_EXERCISE_. Give back all of the data exactly as it appears here.

_Website and app data records_.
▼▼▼
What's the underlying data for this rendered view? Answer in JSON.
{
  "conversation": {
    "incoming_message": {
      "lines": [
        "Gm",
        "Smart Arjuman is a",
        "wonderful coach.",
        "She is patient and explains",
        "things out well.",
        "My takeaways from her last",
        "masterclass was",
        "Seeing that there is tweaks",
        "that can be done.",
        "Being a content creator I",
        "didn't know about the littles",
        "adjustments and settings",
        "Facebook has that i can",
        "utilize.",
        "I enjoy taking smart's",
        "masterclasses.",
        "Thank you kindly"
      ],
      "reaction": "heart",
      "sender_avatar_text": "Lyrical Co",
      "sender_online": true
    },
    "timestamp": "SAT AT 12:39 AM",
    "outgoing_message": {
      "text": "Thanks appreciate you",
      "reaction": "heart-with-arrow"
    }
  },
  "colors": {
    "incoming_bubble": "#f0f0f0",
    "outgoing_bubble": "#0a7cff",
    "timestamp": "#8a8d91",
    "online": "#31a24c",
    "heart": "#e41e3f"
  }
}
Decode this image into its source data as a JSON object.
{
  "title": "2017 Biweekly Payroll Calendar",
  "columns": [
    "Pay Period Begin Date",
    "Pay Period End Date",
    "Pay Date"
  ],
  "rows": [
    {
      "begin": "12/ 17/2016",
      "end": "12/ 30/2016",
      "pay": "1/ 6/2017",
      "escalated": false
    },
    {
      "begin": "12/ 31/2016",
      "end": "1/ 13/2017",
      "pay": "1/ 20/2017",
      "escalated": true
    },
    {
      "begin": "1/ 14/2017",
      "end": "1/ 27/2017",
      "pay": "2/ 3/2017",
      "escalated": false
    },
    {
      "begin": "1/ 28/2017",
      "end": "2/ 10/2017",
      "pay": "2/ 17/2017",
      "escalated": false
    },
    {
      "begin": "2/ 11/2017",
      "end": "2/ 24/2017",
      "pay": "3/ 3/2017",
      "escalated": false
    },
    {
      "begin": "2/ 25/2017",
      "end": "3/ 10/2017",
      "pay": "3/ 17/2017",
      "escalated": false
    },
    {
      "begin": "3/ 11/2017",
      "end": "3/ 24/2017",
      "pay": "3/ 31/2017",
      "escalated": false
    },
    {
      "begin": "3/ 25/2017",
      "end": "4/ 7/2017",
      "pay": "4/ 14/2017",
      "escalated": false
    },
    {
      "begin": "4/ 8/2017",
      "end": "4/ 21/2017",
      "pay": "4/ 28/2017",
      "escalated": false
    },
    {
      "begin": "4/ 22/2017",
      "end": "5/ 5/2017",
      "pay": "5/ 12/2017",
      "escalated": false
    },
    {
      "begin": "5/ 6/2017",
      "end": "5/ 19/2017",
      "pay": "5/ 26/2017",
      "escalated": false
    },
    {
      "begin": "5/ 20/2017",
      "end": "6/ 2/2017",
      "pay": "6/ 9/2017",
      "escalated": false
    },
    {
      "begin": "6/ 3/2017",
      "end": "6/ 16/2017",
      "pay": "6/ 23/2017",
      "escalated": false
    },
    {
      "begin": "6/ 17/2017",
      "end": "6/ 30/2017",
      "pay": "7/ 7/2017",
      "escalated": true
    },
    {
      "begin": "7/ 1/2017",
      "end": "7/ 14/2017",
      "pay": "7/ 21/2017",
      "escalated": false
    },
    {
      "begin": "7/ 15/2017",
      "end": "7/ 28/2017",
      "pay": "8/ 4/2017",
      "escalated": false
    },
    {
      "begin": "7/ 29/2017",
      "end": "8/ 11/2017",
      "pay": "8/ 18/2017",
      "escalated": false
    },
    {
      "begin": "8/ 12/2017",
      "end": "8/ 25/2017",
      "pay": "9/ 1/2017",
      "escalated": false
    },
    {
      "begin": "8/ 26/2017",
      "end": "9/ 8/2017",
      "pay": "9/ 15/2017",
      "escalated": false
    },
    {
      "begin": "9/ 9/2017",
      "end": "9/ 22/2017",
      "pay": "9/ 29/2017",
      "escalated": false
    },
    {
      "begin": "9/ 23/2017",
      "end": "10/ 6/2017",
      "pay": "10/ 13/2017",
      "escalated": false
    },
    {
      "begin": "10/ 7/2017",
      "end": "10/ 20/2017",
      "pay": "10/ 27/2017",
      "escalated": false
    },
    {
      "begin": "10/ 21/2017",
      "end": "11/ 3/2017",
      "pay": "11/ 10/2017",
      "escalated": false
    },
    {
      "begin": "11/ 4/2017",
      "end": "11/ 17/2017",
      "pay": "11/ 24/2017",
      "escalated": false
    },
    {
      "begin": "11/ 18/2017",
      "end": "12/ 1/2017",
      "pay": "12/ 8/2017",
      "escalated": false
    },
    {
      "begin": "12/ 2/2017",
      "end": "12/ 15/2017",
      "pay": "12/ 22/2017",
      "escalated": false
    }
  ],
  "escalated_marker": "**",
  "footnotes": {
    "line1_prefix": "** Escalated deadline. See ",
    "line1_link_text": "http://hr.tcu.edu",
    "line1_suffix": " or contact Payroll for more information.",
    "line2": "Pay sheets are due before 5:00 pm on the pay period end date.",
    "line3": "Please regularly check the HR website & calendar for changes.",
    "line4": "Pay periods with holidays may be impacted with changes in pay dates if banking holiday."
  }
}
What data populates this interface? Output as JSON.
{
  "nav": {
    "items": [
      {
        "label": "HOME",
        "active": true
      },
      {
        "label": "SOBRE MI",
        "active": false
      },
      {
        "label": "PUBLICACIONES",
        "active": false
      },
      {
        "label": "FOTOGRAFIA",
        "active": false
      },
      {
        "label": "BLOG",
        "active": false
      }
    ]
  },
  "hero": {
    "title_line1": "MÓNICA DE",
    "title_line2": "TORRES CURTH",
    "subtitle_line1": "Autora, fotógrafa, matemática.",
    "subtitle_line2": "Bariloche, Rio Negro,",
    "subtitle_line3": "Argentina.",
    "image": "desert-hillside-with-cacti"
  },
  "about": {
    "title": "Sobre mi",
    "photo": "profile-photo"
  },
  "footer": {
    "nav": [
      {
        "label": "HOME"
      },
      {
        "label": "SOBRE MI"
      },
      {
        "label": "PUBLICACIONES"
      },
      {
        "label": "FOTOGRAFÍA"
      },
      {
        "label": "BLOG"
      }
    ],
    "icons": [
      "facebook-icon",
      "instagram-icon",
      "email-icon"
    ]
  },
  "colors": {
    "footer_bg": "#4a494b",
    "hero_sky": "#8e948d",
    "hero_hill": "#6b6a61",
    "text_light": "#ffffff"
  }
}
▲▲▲
_RESPONSE FOR THIS EXERCISE_.
What's the underlying data for this rendered view? Answer in JSON.
{
  "conversation": {
    "incoming_message": {
      "lines": [
        "Gm",
        "Smart Arjuman is a",
        "wonderful coach.",
        "She is patient and explains",
        "things out well.",
        "My takeaways from her last",
        "masterclass was",
        "Seeing that there is tweaks",
        "that can be done.",
        "Being a content creator I",
        "didn't know about the littles",
        "adjustments and settings",
        "Facebook has that i can",
        "utilize.",
        "I enjoy taking smart's",
        "masterclasses.",
        "Thank you kindly"
      ],
      "reaction": "heart",
      "sender_avatar_text": "Lyrical Co",
      "sender_online": true
    },
    "timestamp": "SAT AT 12:39 AM",
    "outgoing_message": {
      "text": "Thanks appreciate you",
      "reaction": "heart-with-arrow"
    }
  },
  "colors": {
    "incoming_bubble": "#f0f0f0",
    "outgoing_bubble": "#0a7cff",
    "timestamp": "#8a8d91",
    "online": "#31a24c",
    "heart": "#e41e3f"
  }
}
Decode this image into its source data as a JSON object.
{
  "title": "2017 Biweekly Payroll Calendar",
  "columns": [
    "Pay Period Begin Date",
    "Pay Period End Date",
    "Pay Date"
  ],
  "rows": [
    {
      "begin": "12/ 17/2016",
      "end": "12/ 30/2016",
      "pay": "1/ 6/2017",
      "escalated": false
    },
    {
      "begin": "12/ 31/2016",
      "end": "1/ 13/2017",
      "pay": "1/ 20/2017",
      "escalated": true
    },
    {
      "begin": "1/ 14/2017",
      "end": "1/ 27/2017",
      "pay": "2/ 3/2017",
      "escalated": false
    },
    {
      "begin": "1/ 28/2017",
      "end": "2/ 10/2017",
      "pay": "2/ 17/2017",
      "escalated": false
    },
    {
      "begin": "2/ 11/2017",
      "end": "2/ 24/2017",
      "pay": "3/ 3/2017",
      "escalated": false
    },
    {
      "begin": "2/ 25/2017",
      "end": "3/ 10/2017",
      "pay": "3/ 17/2017",
      "escalated": false
    },
    {
      "begin": "3/ 11/2017",
      "end": "3/ 24/2017",
      "pay": "3/ 31/2017",
      "escalated": false
    },
    {
      "begin": "3/ 25/2017",
      "end": "4/ 7/2017",
      "pay": "4/ 14/2017",
      "escalated": false
    },
    {
      "begin": "4/ 8/2017",
      "end": "4/ 21/2017",
      "pay": "4/ 28/2017",
      "escalated": false
    },
    {
      "begin": "4/ 22/2017",
      "end": "5/ 5/2017",
      "pay": "5/ 12/2017",
      "escalated": false
    },
    {
      "begin": "5/ 6/2017",
      "end": "5/ 19/2017",
      "pay": "5/ 26/2017",
      "escalated": false
    },
    {
      "begin": "5/ 20/2017",
      "end": "6/ 2/2017",
      "pay": "6/ 9/2017",
      "escalated": false
    },
    {
      "begin": "6/ 3/2017",
      "end": "6/ 16/2017",
      "pay": "6/ 23/2017",
      "escalated": false
    },
    {
      "begin": "6/ 17/2017",
      "end": "6/ 30/2017",
      "pay": "7/ 7/2017",
      "escalated": true
    },
    {
      "begin": "7/ 1/2017",
      "end": "7/ 14/2017",
      "pay": "7/ 21/2017",
      "escalated": false
    },
    {
      "begin": "7/ 15/2017",
      "end": "7/ 28/2017",
      "pay": "8/ 4/2017",
      "escalated": false
    },
    {
      "begin": "7/ 29/2017",
      "end": "8/ 11/2017",
      "pay": "8/ 18/2017",
      "escalated": false
    },
    {
      "begin": "8/ 12/2017",
      "end": "8/ 25/2017",
      "pay": "9/ 1/2017",
      "escalated": false
    },
    {
      "begin": "8/ 26/2017",
      "end": "9/ 8/2017",
      "pay": "9/ 15/2017",
      "escalated": false
    },
    {
      "begin": "9/ 9/2017",
      "end": "9/ 22/2017",
      "pay": "9/ 29/2017",
      "escalated": false
    },
    {
      "begin": "9/ 23/2017",
      "end": "10/ 6/2017",
      "pay": "10/ 13/2017",
      "escalated": false
    },
    {
      "begin": "10/ 7/2017",
      "end": "10/ 20/2017",
      "pay": "10/ 27/2017",
      "escalated": false
    },
    {
      "begin": "10/ 21/2017",
      "end": "11/ 3/2017",
      "pay": "11/ 10/2017",
      "escalated": false
    },
    {
      "begin": "11/ 4/2017",
      "end": "11/ 17/2017",
      "pay": "11/ 24/2017",
      "escalated": false
    },
    {
      "begin": "11/ 18/2017",
      "end": "12/ 1/2017",
      "pay": "12/ 8/2017",
      "escalated": false
    },
    {
      "begin": "12/ 2/2017",
      "end": "12/ 15/2017",
      "pay": "12/ 22/2017",
      "escalated": false
    }
  ],
  "escalated_marker": "**",
  "footnotes": {
    "line1_prefix": "** Escalated deadline. See ",
    "line1_link_text": "http://hr.tcu.edu",
    "line1_suffix": " or contact Payroll for more information.",
    "line2": "Pay sheets are due before 5:00 pm on the pay period end date.",
    "line3": "Please regularly check the HR website & calendar for changes.",
    "line4": "Pay periods with holidays may be impacted with changes in pay dates if banking holiday."
  }
}
What data populates this interface? Output as JSON.
{
  "nav": {
    "items": [
      {
        "label": "HOME",
        "active": true
      },
      {
        "label": "SOBRE MI",
        "active": false
      },
      {
        "label": "PUBLICACIONES",
        "active": false
      },
      {
        "label": "FOTOGRAFIA",
        "active": false
      },
      {
        "label": "BLOG",
        "active": false
      }
    ]
  },
  "hero": {
    "title_line1": "MÓNICA DE",
    "title_line2": "TORRES CURTH",
    "subtitle_line1": "Autora, fotógrafa, matemática.",
    "subtitle_line2": "Bariloche, Rio Negro,",
    "subtitle_line3": "Argentina.",
    "image": "desert-hillside-with-cacti"
  },
  "about": {
    "title": "Sobre mi",
    "photo": "profile-photo"
  },
  "footer": {
    "nav": [
      {
        "label": "HOME"
      },
      {
        "label": "SOBRE MI"
      },
      {
        "label": "PUBLICACIONES"
      },
      {
        "label": "FOTOGRAFÍA"
      },
      {
        "label": "BLOG"
      }
    ],
    "icons": [
      "facebook-icon",
      "instagram-icon",
      "email-icon"
    ]
  },
  "colors": {
    "footer_bg": "#4a494b",
    "hero_sky": "#8e948d",
    "hero_hill": "#6b6a61",
    "text_light": "#ffffff"
  }
}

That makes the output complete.